Social Security Works helps you tell your Congressfolk to pass H.R. 5723, the Social Security 2100 Act. As Jon Schwarz explains here, the Social Security 2100 Act would expand benefits for all Social Security recipients, and it would also increase the minimum Social Security payment from 85% of the poverty line (which we all know is too low!) to 125% of the poverty line. It'd do other good works, too, but when Joe Manchin hears that it'll only expand benefits for five years, he'll bellyache about it. Let him! If the nation sees a pro-Social Security bill die at his gnarled hand, they'll want better Democrats in our Senate, and in the meantime House Democrats can run on their vote in favor of it. They still have to vote, of course -- apparently the bill's sponsor, Rep. John Larson (D-CT), hasn't put his own bill before the House Subcommittee he chairs! Here's how to get in touch with him.
The Project on Government Oversight helps you tell your Congressfolk to ban stock trading by members of Congress. Quite a few different bills (and promised bills) now address this matter, but we need to ensure they don't produce a bill riddled with loopholes you could drive a Mack truck through. We can't just say "don't trade stocks" and be done with it; we have to ensure their spouses also adhere to the ban (since hiding your assets in your spouse's portfolio is a common trick), and we also have to ensure they don't trade in things like derivatives and futures. A Congressperson may vote on bills that help corporations in which they're invested, and they may also investigate corporations in which they're invested; some will pretend offense that we think they can't separate their self-interest from America's interest, but, ah, we know better.
Americans for Tax Fairness helps you tell your Congressfolk to pass a 15% corporate minimum tax, so they don't get away with paying no taxes (or worse, getting money back from our government). Yeah, I'd prefer a 55% corporate tax on profits over $1 million (I'd keep it where it is for profits under $1 million), but a 15% minimum tax would do a lot of good, and I'd happily call it a stepping stone to where I'd want to be (which is, guess what, where we were in the 1950s). We can't keep going on having corporations pay nothing, and having governments pretend that "research and development tax breaks" are "incentives." The incentive to research and development is that expenses don't get taxed; everything else is horseshit.
Color of Change helps you tell your Congressfolk to support H.R. 2489, the Martha Wright Prison Phone Justice Act. As you know, prisoners pay an arm and a leg just to make a phone call to their loved ones, and when your Trumphole neighbor says well then they shouldn't have done the crime ha ha ha snort, remind them that prisoners who can easily stay in touch with their families won't go back to prison as much, so we all have an interest in making sure prisoners can do that without getting gouged.

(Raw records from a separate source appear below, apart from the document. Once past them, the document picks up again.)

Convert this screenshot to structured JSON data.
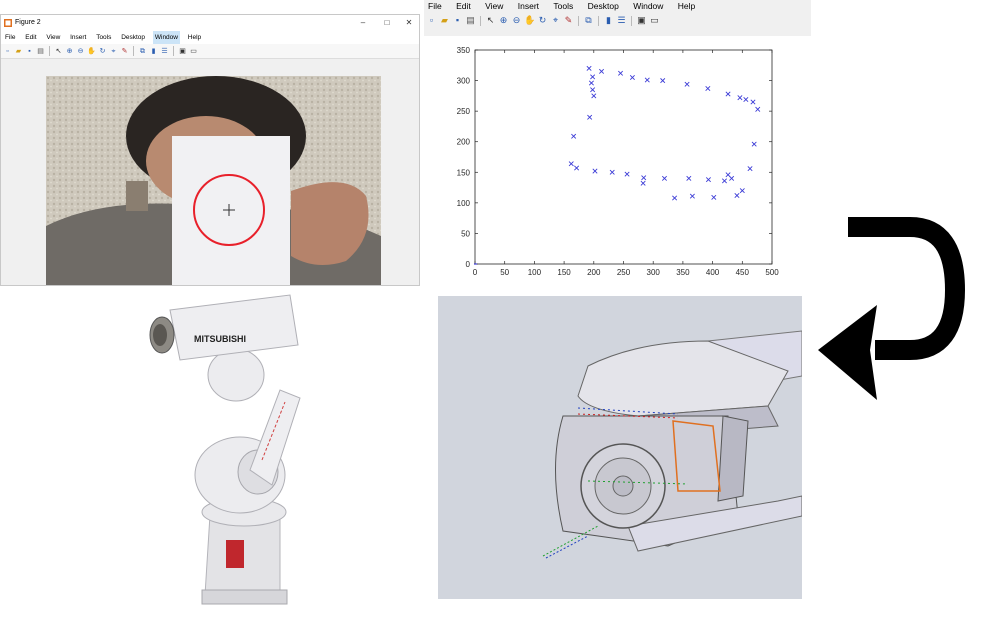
{
  "window1": {
    "title": "Figure 2",
    "controls": {
      "minimize": "–",
      "maximize": "□",
      "close": "✕"
    },
    "menu": [
      "File",
      "Edit",
      "View",
      "Insert",
      "Tools",
      "Desktop",
      "Window",
      "Help"
    ],
    "active_menu": "Window"
  },
  "window2": {
    "menu": [
      "File",
      "Edit",
      "View",
      "Insert",
      "Tools",
      "Desktop",
      "Window",
      "Help"
    ]
  },
  "toolbar_icons": [
    "new-icon",
    "open-icon",
    "save-icon",
    "print-icon",
    "pointer-icon",
    "zoom-in-icon",
    "zoom-out-icon",
    "pan-icon",
    "rotate-icon",
    "data-cursor-icon",
    "brush-icon",
    "link-icon",
    "colorbar-icon",
    "legend-icon",
    "hide-tools-icon",
    "show-tools-icon"
  ],
  "robot": {
    "brand": "MITSUBISHI"
  },
  "colors": {
    "plot_marker": "#3b3bd6",
    "circle": "#e8202a",
    "arrow": "#000000"
  },
  "chart_data": {
    "type": "scatter",
    "title": "",
    "xlabel": "",
    "ylabel": "",
    "xlim": [
      0,
      500
    ],
    "ylim": [
      0,
      350
    ],
    "xticks": [
      0,
      50,
      100,
      150,
      200,
      250,
      300,
      350,
      400,
      450,
      500
    ],
    "yticks": [
      0,
      50,
      100,
      150,
      200,
      250,
      300,
      350
    ],
    "marker": "x",
    "x": [
      192,
      198,
      213,
      245,
      265,
      290,
      316,
      357,
      392,
      426,
      446,
      456,
      468,
      476,
      196,
      198,
      200,
      193,
      166,
      162,
      171,
      202,
      231,
      256,
      284,
      283,
      319,
      336,
      366,
      360,
      393,
      402,
      420,
      426,
      432,
      441,
      450,
      463,
      470
    ],
    "y": [
      320,
      306,
      315,
      312,
      305,
      301,
      300,
      294,
      287,
      278,
      272,
      269,
      265,
      253,
      296,
      285,
      275,
      240,
      209,
      164,
      157,
      152,
      150,
      147,
      141,
      132,
      140,
      108,
      111,
      140,
      138,
      109,
      136,
      146,
      140,
      112,
      120,
      156,
      196
    ]
  }
}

And, yeah, if you're feeling ornery, tell them that Captain Kirk wouldn't stand for a society that gouges its prisoners just because some corporation wants some unearned profits so their CEO can gild the plumbing in his 19th vacation home. Yeah, Captain Kirk don't play that! And Mr. Spock don't play that, either!
Finally, Public Citizen helps you tell your Senators to pass H.R. 3076/S. 1720, the Postal Service Reform Act, which would (among other good works) lift the onerous mandate requiring our Postal Service to prepay retiree benefits decades in advance. H.R. 3076 passed the House by an astounding 342-92 vote, while S. 1720 counts 14 Republicans among its 27 sponsors, but naturally Sen. Rick Scott (E-FL) blocked its quick consideration, claiming that the bill would hurt Medicare. By depriving it of the money our Postal Service doesn't have to begin with? I'd call that pretzel logic, but I know Rick Scott's not stupid, but evil, and he will say whatever lets him and his cronies privatize our Postal Service. People like him should never win so much as a Yahtzee game, so we've got work to do.